A Kimberley story that speaks to everyone
The Yilimbirri Junba is a dance and a song story about two rainbow serpents, or Ungguds. It was given to a Bunuba elder, Adam Andrews, in a dream brought to him by the ray, the spirits of the Bunuba world.
The junba does not easily translate in a word for word way. It uses a number of languages that the rayi speak, including Bunuba, Ngarinyin, Gooniyandi and Walmajarri. It evokes the story, rather than tells it in a literal way; with the story also being illustrated by the dancers, and told by the singers in the course of the performance.
The junba touches on the story of Jandamarra. With the participation and agreement of the Andrews family, Bunuba Films (now BCE) uses the theme of Jandamarra and Yilimbirri Unggud as a central element of the Jandamarra stage play, with lead singer George Brooking and the cast singing verses from the junba selected by the family as part of the play.
This is the story that Adam Andrews would tell with the junba, as remembered by June Oscar and Patsy Bedford:
This junba came to me in a dream from the ray. The Unggud snakes looked after the country and the main waterholes that were made in the Ngarranggani (the Creation time). You canít mess around in those places. You must respect them; follow the rules the Ungguds made. If you donít follow the rules, you can get hurt, or a big rain might come and hunt you out. Youíll see, the clouds will come from nowhere, bringing rain. Thatís why weíve got to look after all our country.
Yilimbirri Spring dried up when all the fighting was going on with Jandamarra. All the ray carried that Unggud away to Iminyji, where he stopped with the Unggud there. When everything settled down, the ray went and called to him, and brought that Unggud back.
When they were coming back, the ray took him through Winyjiwi (Mount Rose), and Manaliyan (Mount House), and Gululu (Milliwindie). Near Dimond Gorge (Jiyjidgi) some kids were mucking around at the waterhole, and the Unggud there made a big whirlwind (jula).
The ray and Yilimbirri Unggud saw the hill kangaroo (walambayi) eating black plums (giyindi). They travelled through the mountains, and across the black soil plains (galanganyja).
The ray took him to Jinjinarra, and then on to Yilimbirri, where they left him there on top. And then the ray went to Jandamarra at Limalurru where he was lying down surrounded by soldiers (jaulja).

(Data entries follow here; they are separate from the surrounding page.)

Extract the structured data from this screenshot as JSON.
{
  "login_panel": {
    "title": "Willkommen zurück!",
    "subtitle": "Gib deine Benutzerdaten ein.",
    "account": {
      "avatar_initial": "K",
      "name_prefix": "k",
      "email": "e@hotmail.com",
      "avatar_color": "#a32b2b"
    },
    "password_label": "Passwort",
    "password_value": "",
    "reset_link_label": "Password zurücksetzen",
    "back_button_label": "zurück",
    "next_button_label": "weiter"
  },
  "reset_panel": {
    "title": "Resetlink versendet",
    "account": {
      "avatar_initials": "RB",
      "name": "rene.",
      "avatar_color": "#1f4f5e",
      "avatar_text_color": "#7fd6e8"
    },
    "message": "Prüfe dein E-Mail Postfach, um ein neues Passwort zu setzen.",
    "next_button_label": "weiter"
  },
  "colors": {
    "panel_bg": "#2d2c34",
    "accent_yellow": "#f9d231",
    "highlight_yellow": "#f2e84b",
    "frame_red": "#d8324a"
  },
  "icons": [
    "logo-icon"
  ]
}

I train all these Bunuba kids to dance this junba so they can know the story for this country, and carry their culture on.
Hear George Brooking singing a verse from the Yilimbirri Junba in the play.